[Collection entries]
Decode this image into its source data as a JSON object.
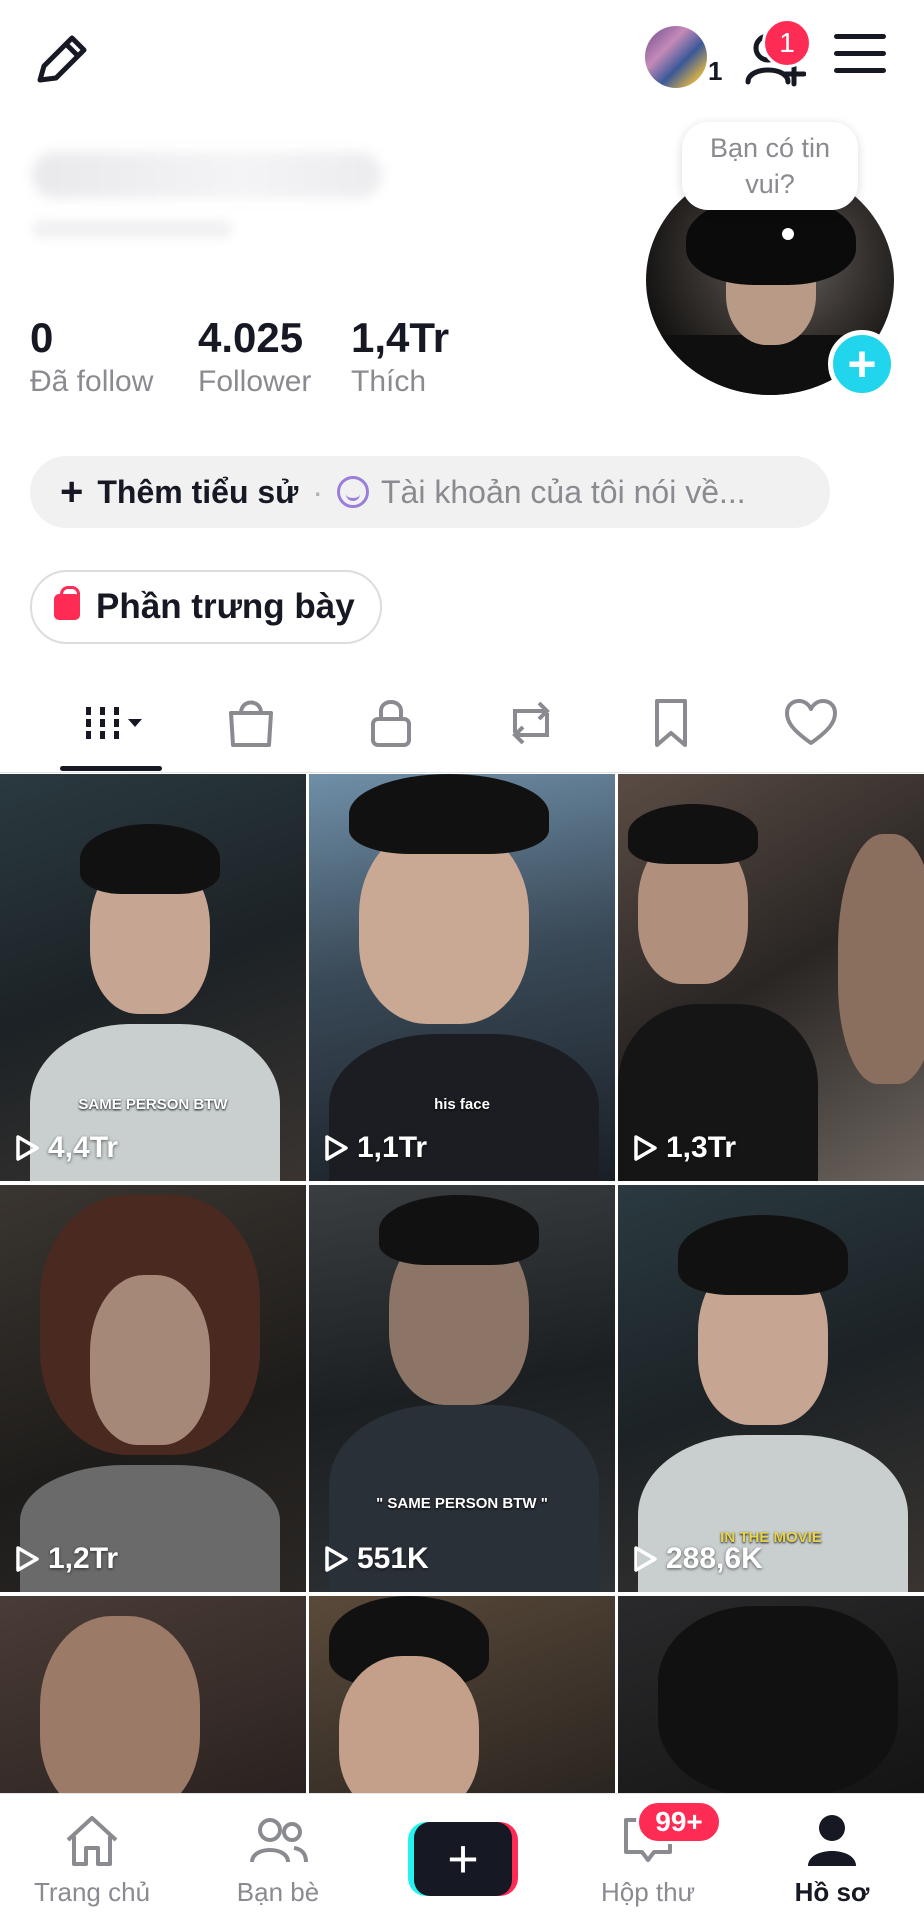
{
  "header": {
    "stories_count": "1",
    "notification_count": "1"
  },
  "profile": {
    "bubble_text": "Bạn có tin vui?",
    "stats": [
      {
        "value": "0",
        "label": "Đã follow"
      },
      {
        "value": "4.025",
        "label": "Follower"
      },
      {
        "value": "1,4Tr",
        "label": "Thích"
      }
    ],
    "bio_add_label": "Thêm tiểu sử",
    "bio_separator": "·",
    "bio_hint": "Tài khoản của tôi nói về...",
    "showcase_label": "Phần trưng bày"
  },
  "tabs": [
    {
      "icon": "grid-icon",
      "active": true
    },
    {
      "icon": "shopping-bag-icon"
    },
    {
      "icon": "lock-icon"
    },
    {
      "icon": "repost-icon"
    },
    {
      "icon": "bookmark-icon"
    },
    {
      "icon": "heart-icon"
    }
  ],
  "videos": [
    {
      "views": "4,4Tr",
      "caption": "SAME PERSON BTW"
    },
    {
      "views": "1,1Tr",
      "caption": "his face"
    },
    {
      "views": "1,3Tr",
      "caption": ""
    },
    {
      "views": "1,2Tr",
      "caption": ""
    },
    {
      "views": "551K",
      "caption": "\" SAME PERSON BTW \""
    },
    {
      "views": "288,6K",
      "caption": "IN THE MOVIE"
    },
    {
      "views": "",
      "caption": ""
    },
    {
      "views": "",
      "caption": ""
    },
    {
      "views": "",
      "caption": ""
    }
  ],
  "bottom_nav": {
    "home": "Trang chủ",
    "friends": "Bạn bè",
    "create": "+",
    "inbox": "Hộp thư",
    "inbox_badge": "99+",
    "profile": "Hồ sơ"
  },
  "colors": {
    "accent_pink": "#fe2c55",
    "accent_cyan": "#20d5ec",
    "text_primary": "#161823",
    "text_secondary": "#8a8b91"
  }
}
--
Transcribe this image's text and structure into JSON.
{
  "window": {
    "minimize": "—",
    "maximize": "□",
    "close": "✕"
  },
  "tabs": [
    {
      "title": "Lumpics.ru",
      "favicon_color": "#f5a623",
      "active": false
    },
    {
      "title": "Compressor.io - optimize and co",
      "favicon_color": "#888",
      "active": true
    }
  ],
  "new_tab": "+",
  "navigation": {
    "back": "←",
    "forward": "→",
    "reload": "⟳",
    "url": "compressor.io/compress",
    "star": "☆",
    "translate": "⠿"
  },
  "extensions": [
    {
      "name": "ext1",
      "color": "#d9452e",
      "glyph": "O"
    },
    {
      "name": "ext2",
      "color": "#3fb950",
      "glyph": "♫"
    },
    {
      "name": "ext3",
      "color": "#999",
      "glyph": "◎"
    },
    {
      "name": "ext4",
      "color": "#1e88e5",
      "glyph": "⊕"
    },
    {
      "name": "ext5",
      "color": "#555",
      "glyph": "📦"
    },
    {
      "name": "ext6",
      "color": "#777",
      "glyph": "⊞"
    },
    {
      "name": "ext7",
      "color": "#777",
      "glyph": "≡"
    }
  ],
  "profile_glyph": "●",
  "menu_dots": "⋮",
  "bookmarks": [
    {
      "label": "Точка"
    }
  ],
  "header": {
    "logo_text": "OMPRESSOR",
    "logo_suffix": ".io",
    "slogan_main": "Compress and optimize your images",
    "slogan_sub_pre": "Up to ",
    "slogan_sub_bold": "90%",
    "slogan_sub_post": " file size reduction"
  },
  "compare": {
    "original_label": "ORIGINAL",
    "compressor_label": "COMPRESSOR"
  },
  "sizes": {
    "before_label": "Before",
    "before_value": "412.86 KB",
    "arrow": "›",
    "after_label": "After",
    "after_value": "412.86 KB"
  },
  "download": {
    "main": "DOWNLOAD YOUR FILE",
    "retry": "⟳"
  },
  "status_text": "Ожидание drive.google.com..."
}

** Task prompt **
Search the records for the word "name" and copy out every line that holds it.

** Output below **
      "name": "ext1",
      "name": "ext2",
      "name": "ext3",
      "name": "ext4",
      "name": "ext5",
      "name": "ext6",
      "name": "ext7",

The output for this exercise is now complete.